··· Exercise data ···
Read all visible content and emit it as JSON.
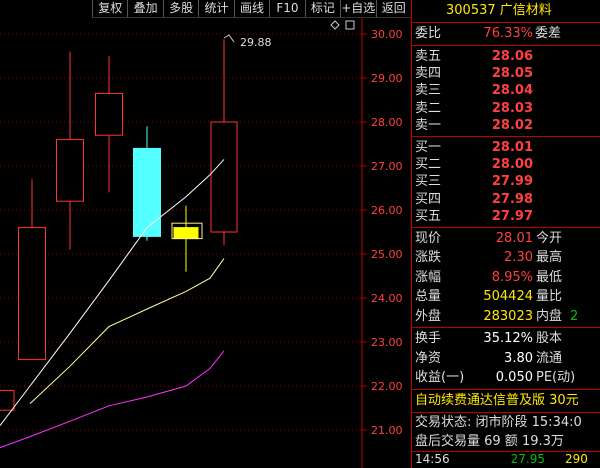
{
  "toolbar": [
    "复权",
    "叠加",
    "多股",
    "统计",
    "画线",
    "F10",
    "标记",
    "+自选",
    "返回"
  ],
  "chart_data": {
    "type": "candlestick",
    "y_ticks": [
      "30.00",
      "29.00",
      "28.00",
      "27.00",
      "26.00",
      "25.00",
      "24.00",
      "23.00",
      "22.00",
      "21.00"
    ],
    "ylim": [
      20.45,
      30.05
    ],
    "high_annotation": "29.88",
    "candles": [
      {
        "o": 21.9,
        "c": 21.45,
        "h": 21.9,
        "l": 21.45,
        "color": "#ff3333"
      },
      {
        "o": 22.6,
        "c": 25.6,
        "h": 26.7,
        "l": 22.6,
        "color": "#ff3333"
      },
      {
        "o": 26.2,
        "c": 27.6,
        "h": 29.6,
        "l": 25.1,
        "color": "#ff3333"
      },
      {
        "o": 27.7,
        "c": 28.65,
        "h": 29.5,
        "l": 26.4,
        "color": "#ff3333"
      },
      {
        "o": 27.4,
        "c": 25.4,
        "h": 27.9,
        "l": 25.3,
        "color": "#54ffff"
      },
      {
        "o": 25.6,
        "c": 25.35,
        "h": 26.1,
        "l": 24.6,
        "color": "#ffff00"
      },
      {
        "o": 25.5,
        "c": 28.0,
        "h": 29.88,
        "l": 25.2,
        "color": "#ff3333"
      }
    ],
    "ma": [
      {
        "color": "#ffffff",
        "values": [
          21.1,
          22.0,
          23.2,
          24.4,
          25.6,
          26.3,
          26.8,
          27.15
        ]
      },
      {
        "color": "#ffff99",
        "values": [
          null,
          21.6,
          22.45,
          23.35,
          23.75,
          24.15,
          24.45,
          24.9
        ]
      },
      {
        "color": "#ff33ff",
        "values": [
          20.6,
          20.85,
          21.2,
          21.55,
          21.75,
          22.0,
          22.4,
          22.8
        ]
      }
    ]
  },
  "panel": {
    "code_name": "300537 广信材料",
    "ratio_label": "委比",
    "ratio_value": "76.33%",
    "ratio_right": "委差",
    "asks": [
      {
        "label": "卖五",
        "price": "28.06"
      },
      {
        "label": "卖四",
        "price": "28.05"
      },
      {
        "label": "卖三",
        "price": "28.04"
      },
      {
        "label": "卖二",
        "price": "28.03"
      },
      {
        "label": "卖一",
        "price": "28.02"
      }
    ],
    "bids": [
      {
        "label": "买一",
        "price": "28.01"
      },
      {
        "label": "买二",
        "price": "28.00"
      },
      {
        "label": "买三",
        "price": "27.99"
      },
      {
        "label": "买四",
        "price": "27.98"
      },
      {
        "label": "买五",
        "price": "27.97"
      }
    ],
    "stats_a": [
      {
        "label": "现价",
        "value": "28.01",
        "right": "今开",
        "cls": "v"
      },
      {
        "label": "涨跌",
        "value": "2.30",
        "right": "最高",
        "cls": "v"
      },
      {
        "label": "涨幅",
        "value": "8.95%",
        "right": "最低",
        "cls": "v"
      },
      {
        "label": "总量",
        "value": "504424",
        "right": "量比",
        "cls": "v y"
      },
      {
        "label": "外盘",
        "value": "283023",
        "right": "内盘",
        "cls": "v y",
        "extra": "2"
      }
    ],
    "stats_b": [
      {
        "label": "换手",
        "value": "35.12%",
        "right": "股本",
        "cls": "v w"
      },
      {
        "label": "净资",
        "value": "3.80",
        "right": "流通",
        "cls": "v w"
      },
      {
        "label": "收益(一)",
        "value": "0.050",
        "right": "PE(动)",
        "cls": "v w"
      }
    ],
    "banner": "自动续费通达信普及版 30元",
    "status_line": "交易状态: 闭市阶段 15:34:0",
    "after_hours": "盘后交易量 69 额 19.3万",
    "tick": {
      "time": "14:56",
      "price": "27.95",
      "vol": "290"
    }
  }
}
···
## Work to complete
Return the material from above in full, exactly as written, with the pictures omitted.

## Solution
Read all visible content and emit it as JSON.
{
  "toolbar": [
    "复权",
    "叠加",
    "多股",
    "统计",
    "画线",
    "F10",
    "标记",
    "+自选",
    "返回"
  ],
  "chart_data": {
    "type": "candlestick",
    "y_ticks": [
      "30.00",
      "29.00",
      "28.00",
      "27.00",
      "26.00",
      "25.00",
      "24.00",
      "23.00",
      "22.00",
      "21.00"
    ],
    "ylim": [
      20.45,
      30.05
    ],
    "high_annotation": "29.88",
    "candles": [
      {
        "o": 21.9,
        "c": 21.45,
        "h": 21.9,
        "l": 21.45,
        "color": "#ff3333"
      },
      {
        "o": 22.6,
        "c": 25.6,
        "h": 26.7,
        "l": 22.6,
        "color": "#ff3333"
      },
      {
        "o": 26.2,
        "c": 27.6,
        "h": 29.6,
        "l": 25.1,
        "color": "#ff3333"
      },
      {
        "o": 27.7,
        "c": 28.65,
        "h": 29.5,
        "l": 26.4,
        "color": "#ff3333"
      },
      {
        "o": 27.4,
        "c": 25.4,
        "h": 27.9,
        "l": 25.3,
        "color": "#54ffff"
      },
      {
        "o": 25.6,
        "c": 25.35,
        "h": 26.1,
        "l": 24.6,
        "color": "#ffff00"
      },
      {
        "o": 25.5,
        "c": 28.0,
        "h": 29.88,
        "l": 25.2,
        "color": "#ff3333"
      }
    ],
    "ma": [
      {
        "color": "#ffffff",
        "values": [
          21.1,
          22.0,
          23.2,
          24.4,
          25.6,
          26.3,
          26.8,
          27.15
        ]
      },
      {
        "color": "#ffff99",
        "values": [
          null,
          21.6,
          22.45,
          23.35,
          23.75,
          24.15,
          24.45,
          24.9
        ]
      },
      {
        "color": "#ff33ff",
        "values": [
          20.6,
          20.85,
          21.2,
          21.55,
          21.75,
          22.0,
          22.4,
          22.8
        ]
      }
    ]
  },
  "panel": {
    "code_name": "300537 广信材料",
    "ratio_label": "委比",
    "ratio_value": "76.33%",
    "ratio_right": "委差",
    "asks": [
      {
        "label": "卖五",
        "price": "28.06"
      },
      {
        "label": "卖四",
        "price": "28.05"
      },
      {
        "label": "卖三",
        "price": "28.04"
      },
      {
        "label": "卖二",
        "price": "28.03"
      },
      {
        "label": "卖一",
        "price": "28.02"
      }
    ],
    "bids": [
      {
        "label": "买一",
        "price": "28.01"
      },
      {
        "label": "买二",
        "price": "28.00"
      },
      {
        "label": "买三",
        "price": "27.99"
      },
      {
        "label": "买四",
        "price": "27.98"
      },
      {
        "label": "买五",
        "price": "27.97"
      }
    ],
    "stats_a": [
      {
        "label": "现价",
        "value": "28.01",
        "right": "今开",
        "cls": "v"
      },
      {
        "label": "涨跌",
        "value": "2.30",
        "right": "最高",
        "cls": "v"
      },
      {
        "label": "涨幅",
        "value": "8.95%",
        "right": "最低",
        "cls": "v"
      },
      {
        "label": "总量",
        "value": "504424",
        "right": "量比",
        "cls": "v y"
      },
      {
        "label": "外盘",
        "value": "283023",
        "right": "内盘",
        "cls": "v y",
        "extra": "2"
      }
    ],
    "stats_b": [
      {
        "label": "换手",
        "value": "35.12%",
        "right": "股本",
        "cls": "v w"
      },
      {
        "label": "净资",
        "value": "3.80",
        "right": "流通",
        "cls": "v w"
      },
      {
        "label": "收益(一)",
        "value": "0.050",
        "right": "PE(动)",
        "cls": "v w"
      }
    ],
    "banner": "自动续费通达信普及版 30元",
    "status_line": "交易状态: 闭市阶段 15:34:0",
    "after_hours": "盘后交易量 69 额 19.3万",
    "tick": {
      "time": "14:56",
      "price": "27.95",
      "vol": "290"
    }
  }
}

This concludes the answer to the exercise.